by Namini Wijedasa
Now we have news that, in a cabinet reshuffle due next month, five deputy ministers are to be allotted portfolios. This will instantly raise the number of ministers from 41 to 46.
It is reported too that two UNP parliamentarians who recently changed sides will receive ministerial posts while the SLMC will get one in exchange for supporting the 18th Amendment. That would take the total up to 49.
President Mahinda Rajapaksa greets Chinese VIce-Premier Zhang Dejiang in Colombo in June 2010 - pic: courtesy of The Hindu
Somehow, 49 seems such an inauspicious number. It hangs in the air, like a task begging to be completed. Being Sri Lankan, would it not be mortifying to tell somebody you have a 49-member cabinet when you could just as easily make it 50 or 55 or 60?
And look at it this way: Who cares? The Sri Lankan public, true to form, have come to treat this as they would any other number. Even if the president expands his cabinet so that it stretches along the length of the Kandy-Jaffna highway, people would shrug their shoulders and beam, “Who cares?”
This country has now become what could easily be called the ‘Socialist Democratic Republic of Who Cares Sri Lanka’. All manner of things happen under our noses that we pass off as trivial.
None of it is trivial. The 18th Amendment was not trivial. Nepotism is not trivial. The gradual stifling of democracy is not trivial. The suffocation of free media is not trivial. The disappearance/elimination of opposition is not trivial. The politicisation of all arms of governance is not trivial. Intolerance is not trivial. Corruption is not trivial. But, you know... who cares?
Then take this issue of the cabinet. It is anybody’s guess how big it will be once the reshuffle is through. And we do realise - at least somewhere in our subconscious — that large cabinets are expensive to maintain.
We also know by dint of experience that it is increasingly dear to live in Sri Lanka. Sure, the stock market is jiving and the Central Bank keeps turning out statistics dressed up in frilly underpants. But incomes are still mystifyingly low and large numbers of people remain dreadfully poor. Food is expensive, clothing is expensive, education is expensive, transport is expensive, entertainment is expensive, utility bills are expensive and there’s never enough money.
Ministers not only get high salaries, they have access to massive allowances and privileges (and commissions) that are mostly not commensurate with their contribution to society. And will 49 ministers do the work that 41 didn’t?
Heck, we already know that a selected few handle an overriding percentage of the important stuff. The other ministers aren’t heard of until bad news happens. Nationally, it would make more sense to stop the pretence and whittle the cabinet down to two or three. Then, they can make ALL the money... officially.

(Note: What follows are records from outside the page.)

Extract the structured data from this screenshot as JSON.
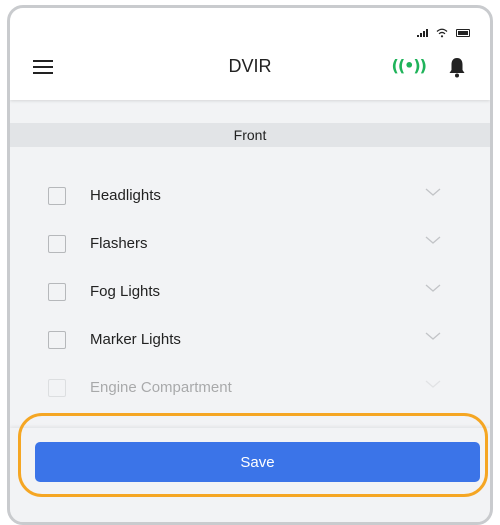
{
  "header": {
    "title": "DVIR",
    "left_icon": "hamburger-menu-icon",
    "right_icons": [
      "broadcast-signal-icon",
      "bell-icon"
    ],
    "signal_glyph": "((•))",
    "signal_color": "#1fb35a"
  },
  "status_bar": {
    "icons": [
      "cellular-signal-icon",
      "wifi-icon",
      "battery-icon"
    ]
  },
  "section": {
    "title": "Front"
  },
  "checklist": {
    "items": [
      {
        "label": "Headlights",
        "checked": false
      },
      {
        "label": "Flashers",
        "checked": false
      },
      {
        "label": "Fog Lights",
        "checked": false
      },
      {
        "label": "Marker Lights",
        "checked": false
      },
      {
        "label": "Engine Compartment",
        "checked": false
      }
    ]
  },
  "footer": {
    "save_label": "Save",
    "save_color": "#3b74e8",
    "highlight_color": "#f5a623"
  }
}
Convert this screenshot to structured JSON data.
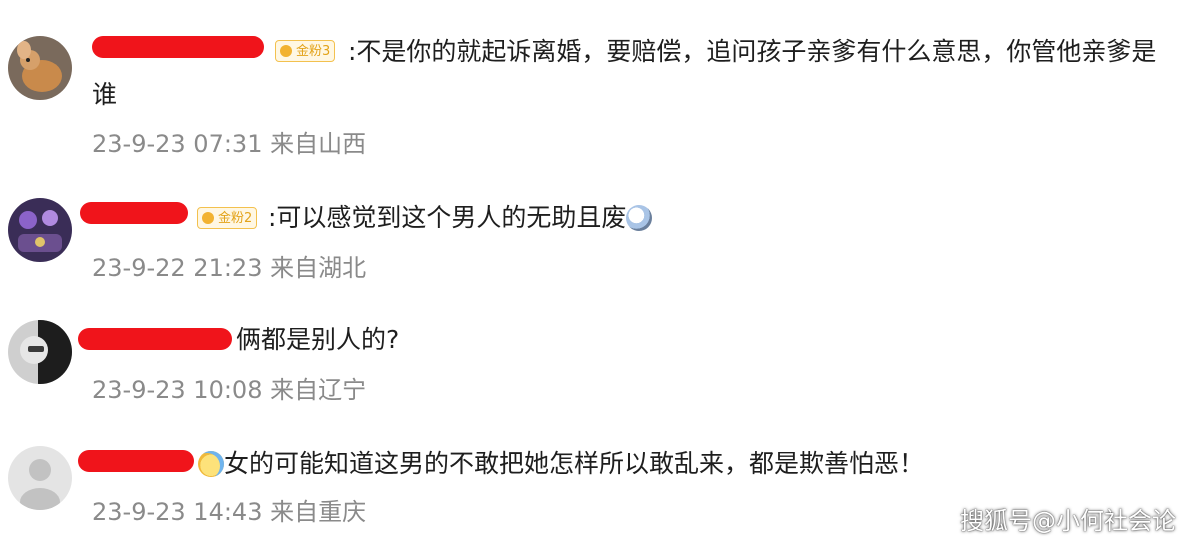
{
  "comments": [
    {
      "badge": "金粉3",
      "text_line1": ":不是你的就起诉离婚，要赔偿，追问孩子亲爹有什么意思，你管他亲爹是",
      "text_line2": "谁",
      "date": "23-9-23 07:31",
      "location": "来自山西"
    },
    {
      "badge": "金粉2",
      "text_line1": ":可以感觉到这个男人的无助且废",
      "date": "23-9-22 21:23",
      "location": "来自湖北"
    },
    {
      "text_line1": "俩都是别人的?",
      "date": "23-9-23 10:08",
      "location": "来自辽宁"
    },
    {
      "text_line1": "女的可能知道这男的不敢把她怎样所以敢乱来，都是欺善怕恶！",
      "date": "23-9-23 14:43",
      "location": "来自重庆"
    }
  ],
  "watermark": "搜狐号@小何社会论",
  "colors": {
    "redaction": "#f0141b",
    "meta_text": "#8a8a8a",
    "badge_gold": "#f2b230"
  }
}
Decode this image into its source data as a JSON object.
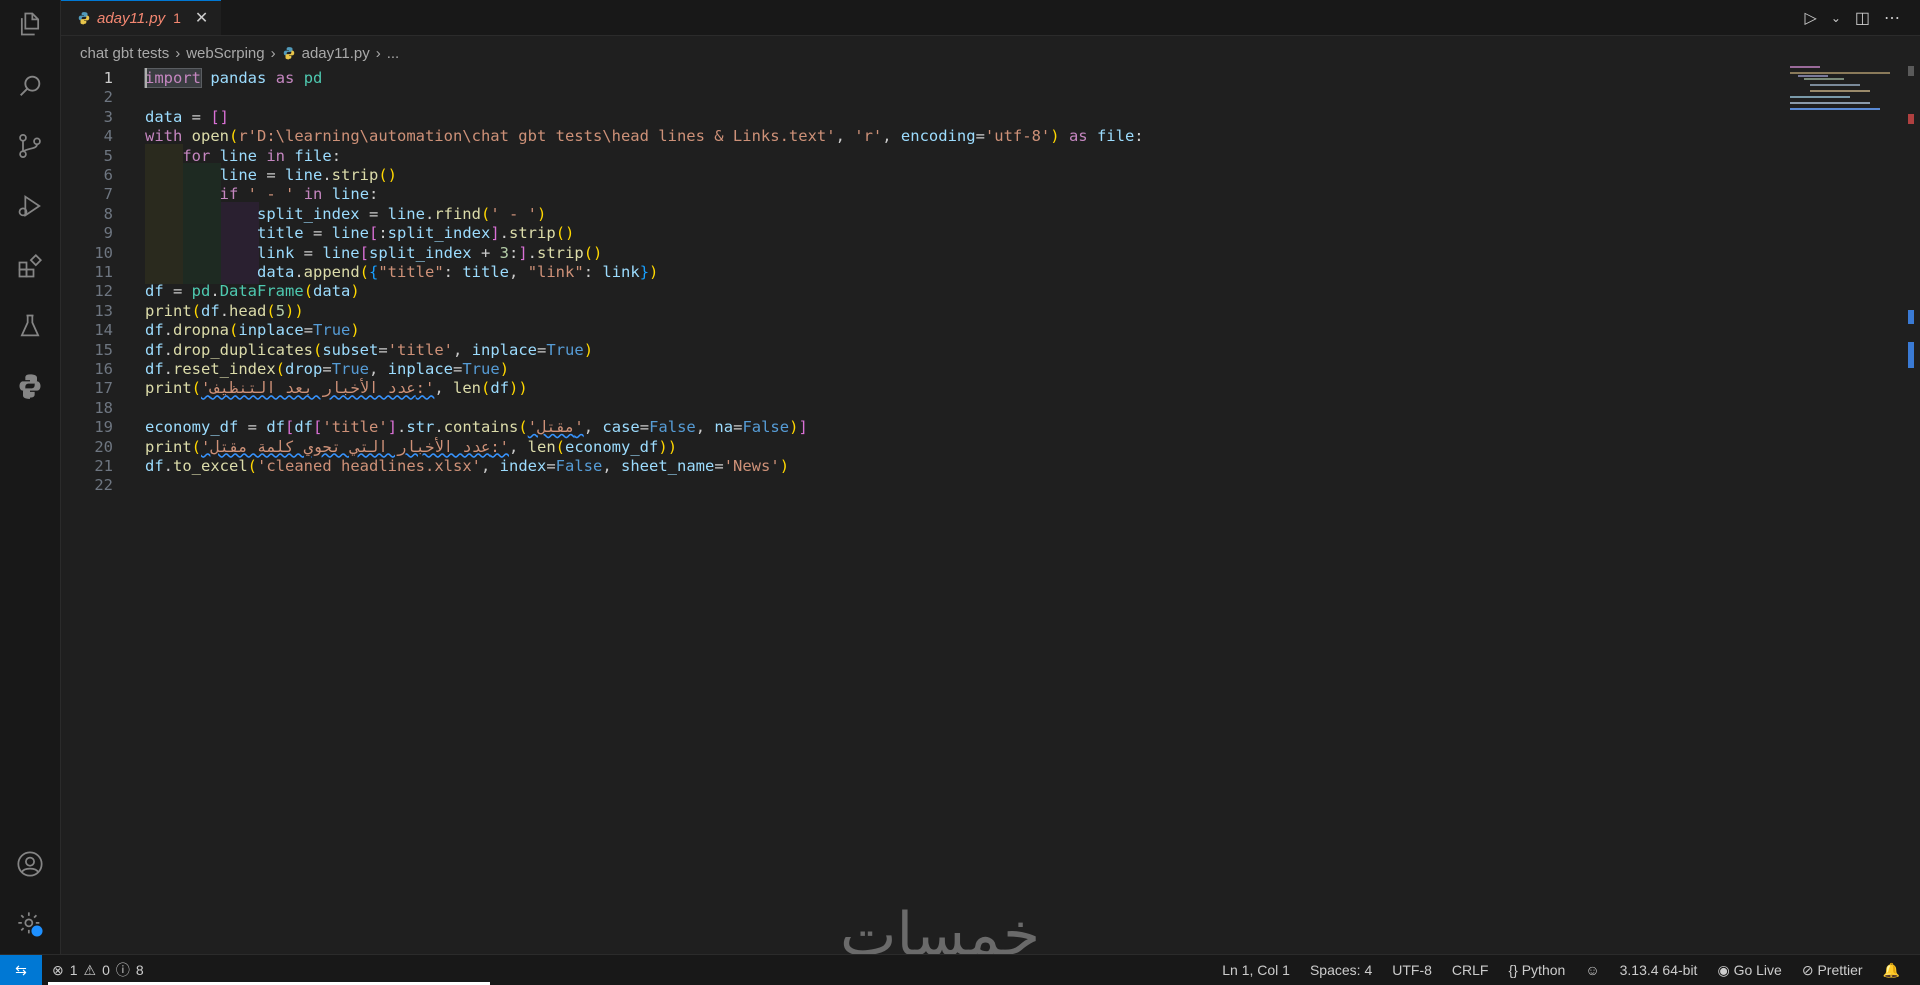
{
  "tab": {
    "filename": "aday11.py",
    "problem_count": "1",
    "close": "✕"
  },
  "editor_actions": {
    "run": "▷",
    "run_dropdown": "⌄",
    "split": "◫",
    "more": "⋯"
  },
  "breadcrumb": [
    "chat gbt tests",
    "webScrping",
    "aday11.py",
    "..."
  ],
  "code_lines": [
    "import pandas as pd",
    "",
    "data = []",
    "with open(r'D:\\learning\\automation\\chat gbt tests\\head lines & Links.text', 'r', encoding='utf-8') as file:",
    "    for line in file:",
    "        line = line.strip()",
    "        if ' - ' in line:",
    "            split_index = line.rfind(' - ')",
    "            title = line[:split_index].strip()",
    "            link = line[split_index + 3:].strip()",
    "            data.append({\"title\": title, \"link\": link})",
    "df = pd.DataFrame(data)",
    "print(df.head(5))",
    "df.dropna(inplace=True)",
    "df.drop_duplicates(subset='title', inplace=True)",
    "df.reset_index(drop=True, inplace=True)",
    "print('عدد الأخبار بعد التنظيف:', len(df))",
    "",
    "economy_df = df[df['title'].str.contains('مقتل', case=False, na=False)]",
    "print('عدد الأخبار التي تحوي كلمة مقتل:', len(economy_df))",
    "df.to_excel('cleaned headlines.xlsx', index=False, sheet_name='News')",
    ""
  ],
  "line_numbers": [
    "1",
    "2",
    "3",
    "4",
    "5",
    "6",
    "7",
    "8",
    "9",
    "10",
    "11",
    "12",
    "13",
    "14",
    "15",
    "16",
    "17",
    "18",
    "19",
    "20",
    "21",
    "22"
  ],
  "watermark": "خمسات",
  "status": {
    "remote_icon": "⇆",
    "errors": "1",
    "warnings": "0",
    "infos": "8",
    "position": "Ln 1, Col 1",
    "spaces": "Spaces: 4",
    "encoding": "UTF-8",
    "eol": "CRLF",
    "language": "Python",
    "language_icon": "{}",
    "interpreter": "3.13.4 64-bit",
    "golive": "Go Live",
    "prettier": "Prettier"
  },
  "colors": {
    "accent": "#0078d4",
    "editor_bg": "#1f1f1f",
    "sidebar_bg": "#181818"
  }
}
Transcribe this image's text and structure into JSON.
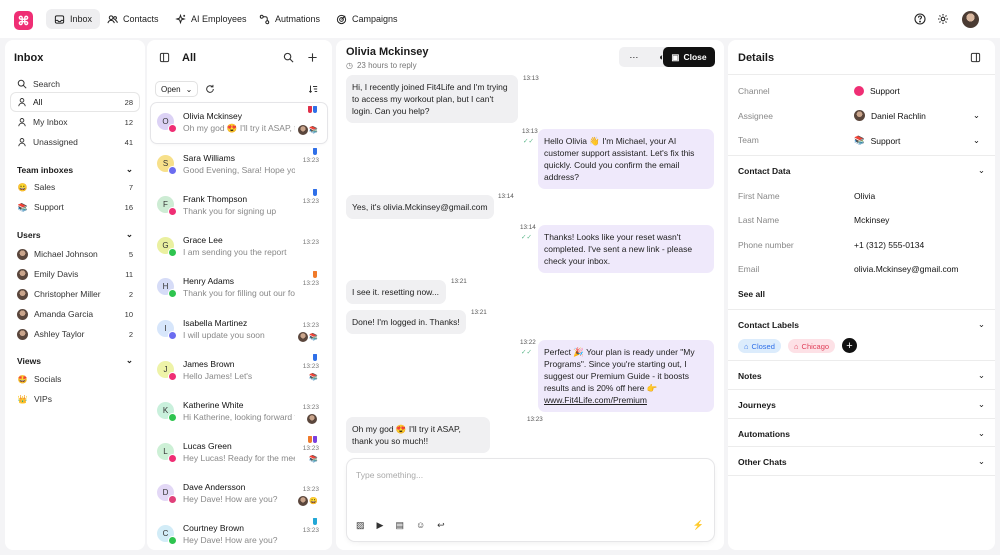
{
  "nav": {
    "items": [
      {
        "label": "Inbox"
      },
      {
        "label": "Contacts"
      },
      {
        "label": "AI Employees"
      },
      {
        "label": "Autmations"
      },
      {
        "label": "Campaigns"
      }
    ]
  },
  "inbox": {
    "title": "Inbox",
    "search": "Search",
    "rows": [
      {
        "label": "All",
        "count": "28"
      },
      {
        "label": "My Inbox",
        "count": "12"
      },
      {
        "label": "Unassigned",
        "count": "41"
      }
    ],
    "team_title": "Team inboxes",
    "teams": [
      {
        "emoji": "😀",
        "label": "Sales",
        "count": "7"
      },
      {
        "emoji": "📚",
        "label": "Support",
        "count": "16"
      }
    ],
    "users_title": "Users",
    "users": [
      {
        "label": "Michael Johnson",
        "count": "5"
      },
      {
        "label": "Emily Davis",
        "count": "11"
      },
      {
        "label": "Christopher Miller",
        "count": "2"
      },
      {
        "label": "Amanda Garcia",
        "count": "10"
      },
      {
        "label": "Ashley Taylor",
        "count": "2"
      }
    ],
    "views_title": "Views",
    "views": [
      {
        "emoji": "🤩",
        "label": "Socials"
      },
      {
        "emoji": "👑",
        "label": "VIPs"
      }
    ]
  },
  "list": {
    "title": "All",
    "filter": "Open",
    "conversations": [
      {
        "initial": "O",
        "name": "Olivia Mckinsey",
        "preview": "Oh my god 😍 I'll try it ASAP, thank you so much!!",
        "time": "",
        "mini": "📚",
        "av": "#dcd2f5",
        "badge": "#ef2e74",
        "tags": [
          "#e0304a",
          "#2f6fe8"
        ]
      },
      {
        "initial": "S",
        "name": "Sara Williams",
        "preview": "Good Evening, Sara! Hope you're doing well",
        "time": "13:23",
        "mini": "",
        "av": "#f7e08a",
        "badge": "#6b6cf0",
        "tags": [
          "#2f6fe8"
        ]
      },
      {
        "initial": "F",
        "name": "Frank Thompson",
        "preview": "Thank you for signing up",
        "time": "13:23",
        "mini": "",
        "av": "#cdecd4",
        "badge": "#ef2e74",
        "tags": [
          "#2f6fe8"
        ]
      },
      {
        "initial": "G",
        "name": "Grace Lee",
        "preview": "I am sending you the report",
        "time": "13:23",
        "mini": "",
        "av": "#eaf0a0",
        "badge": "#2ec44f",
        "tags": []
      },
      {
        "initial": "H",
        "name": "Henry Adams",
        "preview": "Thank you for filling out our form",
        "time": "13:23",
        "mini": "",
        "av": "#d6dcf7",
        "badge": "#2ec44f",
        "tags": [
          "#f07a2a"
        ]
      },
      {
        "initial": "I",
        "name": "Isabella Martinez",
        "preview": "I will update you soon",
        "time": "13:23",
        "mini": "📚",
        "av": "#d7e6fb",
        "badge": "#6b6cf0",
        "tags": []
      },
      {
        "initial": "J",
        "name": "James Brown",
        "preview": "Hello James! Let's",
        "time": "13:23",
        "mini": "📚",
        "av": "#eef3a8",
        "badge": "#ef2e74",
        "tags": [
          "#2f6fe8"
        ]
      },
      {
        "initial": "K",
        "name": "Katherine White",
        "preview": "Hi Katherine, looking forward to it",
        "time": "13:23",
        "mini": "",
        "av": "#c9f0dc",
        "badge": "#2ec44f",
        "tags": []
      },
      {
        "initial": "L",
        "name": "Lucas Green",
        "preview": "Hey Lucas! Ready for the meeting?",
        "time": "13:23",
        "mini": "📚",
        "av": "#cdf0d6",
        "badge": "#ef2e74",
        "tags": [
          "#f07a2a",
          "#7a3fe0"
        ]
      },
      {
        "initial": "D",
        "name": "Dave Andersson",
        "preview": "Hey Dave! How are you?",
        "time": "13:23",
        "mini": "😀",
        "av": "#e3d8f6",
        "badge": "#e0407a",
        "tags": []
      },
      {
        "initial": "C",
        "name": "Courtney Brown",
        "preview": "Hey Dave! How are you?",
        "time": "13:23",
        "mini": "",
        "av": "#d2ecf7",
        "badge": "#2ec44f",
        "tags": [
          "#22a7d6"
        ]
      }
    ]
  },
  "chat": {
    "name": "Olivia Mckinsey",
    "subtitle": "23 hours to reply",
    "close_label": "Close",
    "composer_placeholder": "Type something...",
    "messages": [
      {
        "dir": "in",
        "text": "Hi, I recently joined Fit4Life and I'm trying to access my workout plan, but I can't login. Can you help?",
        "time": "13:13"
      },
      {
        "dir": "out",
        "text": "Hello Olivia 👋 I'm Michael, your AI customer support assistant. Let's fix this quickly. Could you confirm the email address?",
        "time": "13:13"
      },
      {
        "dir": "in",
        "text": "Yes, it's olivia.Mckinsey@gmail.com",
        "time": "13:14"
      },
      {
        "dir": "out",
        "text": "Thanks! Looks like your reset wasn't completed. I've sent a new link - please check your inbox.",
        "time": "13:14"
      },
      {
        "dir": "in",
        "text": "I see it. resetting now...",
        "time": "13:21"
      },
      {
        "dir": "in",
        "text": "Done! I'm logged in. Thanks!",
        "time": "13:21"
      },
      {
        "dir": "out",
        "text": "Perfect 🎉 Your plan is ready under \"My Programs\". Since you're starting out, I suggest our Premium Guide - it boosts results and is 20% off here 👉 ",
        "link": "www.Fit4Life.com/Premium",
        "time": "13:22"
      },
      {
        "dir": "in",
        "text": "Oh my god 😍 I'll try it ASAP, thank you so much!!",
        "time": "13:23"
      }
    ]
  },
  "details": {
    "title": "Details",
    "channel_label": "Channel",
    "channel_value": "Support",
    "assignee_label": "Assignee",
    "assignee_value": "Daniel Rachlin",
    "team_label": "Team",
    "team_value": "Support",
    "contact_title": "Contact Data",
    "fields": [
      {
        "label": "First Name",
        "value": "Olivia"
      },
      {
        "label": "Last Name",
        "value": "Mckinsey"
      },
      {
        "label": "Phone number",
        "value": "+1 (312) 555-0134"
      },
      {
        "label": "Email",
        "value": "olivia.Mckinsey@gmail.com"
      }
    ],
    "see_all": "See all",
    "labels_title": "Contact Labels",
    "labels": [
      {
        "text": "Closed",
        "bg": "#dcecfc",
        "color": "#2f6fe8"
      },
      {
        "text": "Chicago",
        "bg": "#fde1e6",
        "color": "#e0405a"
      }
    ],
    "sections": [
      {
        "label": "Notes"
      },
      {
        "label": "Journeys"
      },
      {
        "label": "Automations"
      },
      {
        "label": "Other Chats"
      }
    ]
  }
}
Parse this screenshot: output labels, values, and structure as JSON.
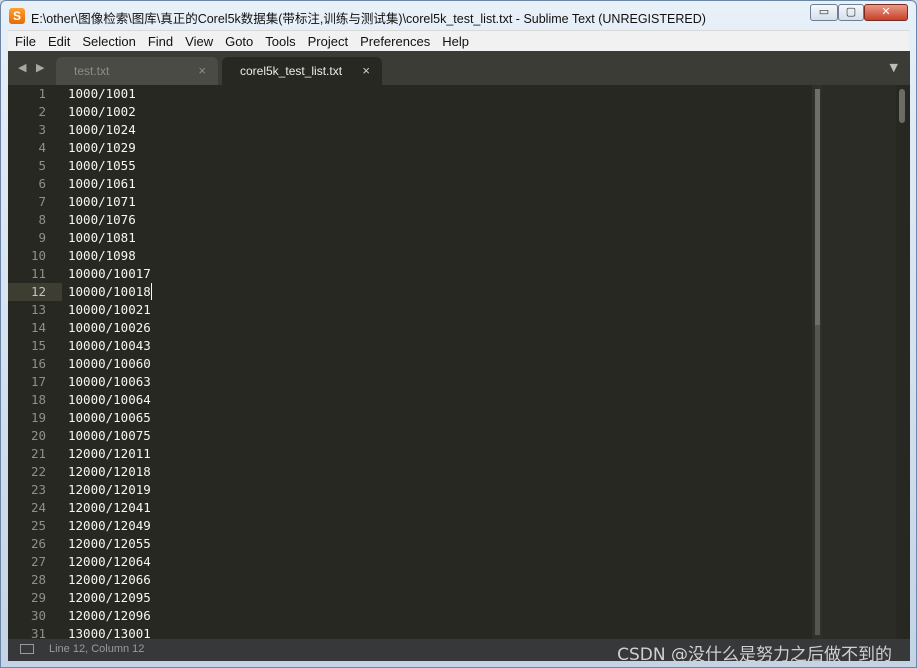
{
  "window": {
    "title": "E:\\other\\图像检索\\图库\\真正的Corel5k数据集(带标注,训练与测试集)\\corel5k_test_list.txt - Sublime Text (UNREGISTERED)",
    "app_icon": "sublime-text-icon",
    "min_glyph": "▭",
    "max_glyph": "▢",
    "close_glyph": "✕"
  },
  "menu": [
    "File",
    "Edit",
    "Selection",
    "Find",
    "View",
    "Goto",
    "Tools",
    "Project",
    "Preferences",
    "Help"
  ],
  "tabs": {
    "nav_glyph": "◀ ▶",
    "items": [
      {
        "label": "test.txt",
        "close": "×"
      },
      {
        "label": "corel5k_test_list.txt",
        "close": "×"
      }
    ],
    "dropdown_glyph": "▼"
  },
  "editor": {
    "current_line": 12,
    "lines": [
      {
        "num": "1",
        "text": "1000/1001"
      },
      {
        "num": "2",
        "text": "1000/1002"
      },
      {
        "num": "3",
        "text": "1000/1024"
      },
      {
        "num": "4",
        "text": "1000/1029"
      },
      {
        "num": "5",
        "text": "1000/1055"
      },
      {
        "num": "6",
        "text": "1000/1061"
      },
      {
        "num": "7",
        "text": "1000/1071"
      },
      {
        "num": "8",
        "text": "1000/1076"
      },
      {
        "num": "9",
        "text": "1000/1081"
      },
      {
        "num": "10",
        "text": "1000/1098"
      },
      {
        "num": "11",
        "text": "10000/10017"
      },
      {
        "num": "12",
        "text": "10000/10018"
      },
      {
        "num": "13",
        "text": "10000/10021"
      },
      {
        "num": "14",
        "text": "10000/10026"
      },
      {
        "num": "15",
        "text": "10000/10043"
      },
      {
        "num": "16",
        "text": "10000/10060"
      },
      {
        "num": "17",
        "text": "10000/10063"
      },
      {
        "num": "18",
        "text": "10000/10064"
      },
      {
        "num": "19",
        "text": "10000/10065"
      },
      {
        "num": "20",
        "text": "10000/10075"
      },
      {
        "num": "21",
        "text": "12000/12011"
      },
      {
        "num": "22",
        "text": "12000/12018"
      },
      {
        "num": "23",
        "text": "12000/12019"
      },
      {
        "num": "24",
        "text": "12000/12041"
      },
      {
        "num": "25",
        "text": "12000/12049"
      },
      {
        "num": "26",
        "text": "12000/12055"
      },
      {
        "num": "27",
        "text": "12000/12064"
      },
      {
        "num": "28",
        "text": "12000/12066"
      },
      {
        "num": "29",
        "text": "12000/12095"
      },
      {
        "num": "30",
        "text": "12000/12096"
      },
      {
        "num": "31",
        "text": "13000/13001"
      }
    ]
  },
  "status": {
    "position": "Line 12, Column 12",
    "watermark": "CSDN @没什么是努力之后做不到的"
  },
  "colors": {
    "editor_bg": "#272822",
    "text": "#f8f8f2",
    "line_numbers": "#8f908a",
    "current_line_bg": "#3e3d32"
  }
}
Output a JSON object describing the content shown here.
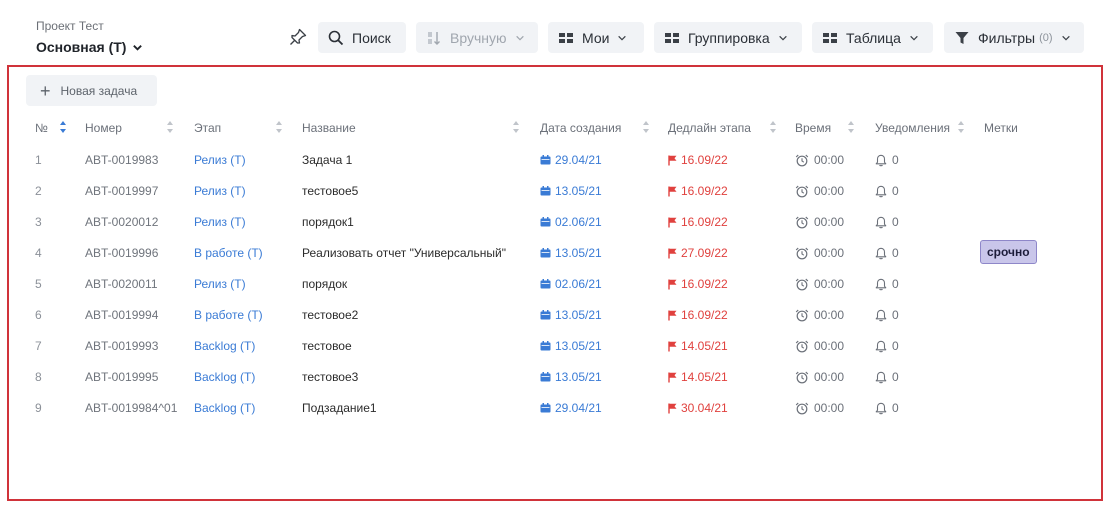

Anyway, cabinets are presumably supported by the taxes paid on goods and services that a majority of Sri Lankans can ill afford. Foreign trips — at an equation of 130 persons per chartered flight — are funded by the same taxes. Yes, don’t forget that we also paid for the visit of 130 government henchmen to Ukraine in June. This too was on a chartered flight and we hear that Sajin de Vass Gunawardena even organised a sing-along on the return journey. All that booze from the hotel mini-bars that we, naturally, paid for must have helped. Who cares?
In short, the decadent lifestyles of cabinet ministers are supported by the money we contribute towards government coffers at the cost of living the good life ourselves. But we don’t mind because so many good things are happening here.
For instance, our cabinet has ensured that China gives us lots and lots of loans to do gigantic projects. These ventures will one day bring us benefits that will hopefully not be negated by our repayments to China.
Chinese workers in Sri Lanka ~ file pic
In the meantime, we have hundreds of Chinese people doing work that Sri Lankans could just as well do. Chinese companies are implementing the projects. Chinese engineers are gaining more experience and income. Chinese products, such as dynamite, have a ready market in Sri Lanka. Chinese machinery is put to use here. In fact, a lot of the money we pay China to implement these projects end up in China even before we start settling the dues.
But this is good because we damn well don’t have the money to fund the projects that the Chinese are lending us money for. We only have enough to keep various members of the government happy (because they won the war).
And when they are happy, we are happy.
After all, who cares? - courtesy: Lakbima News -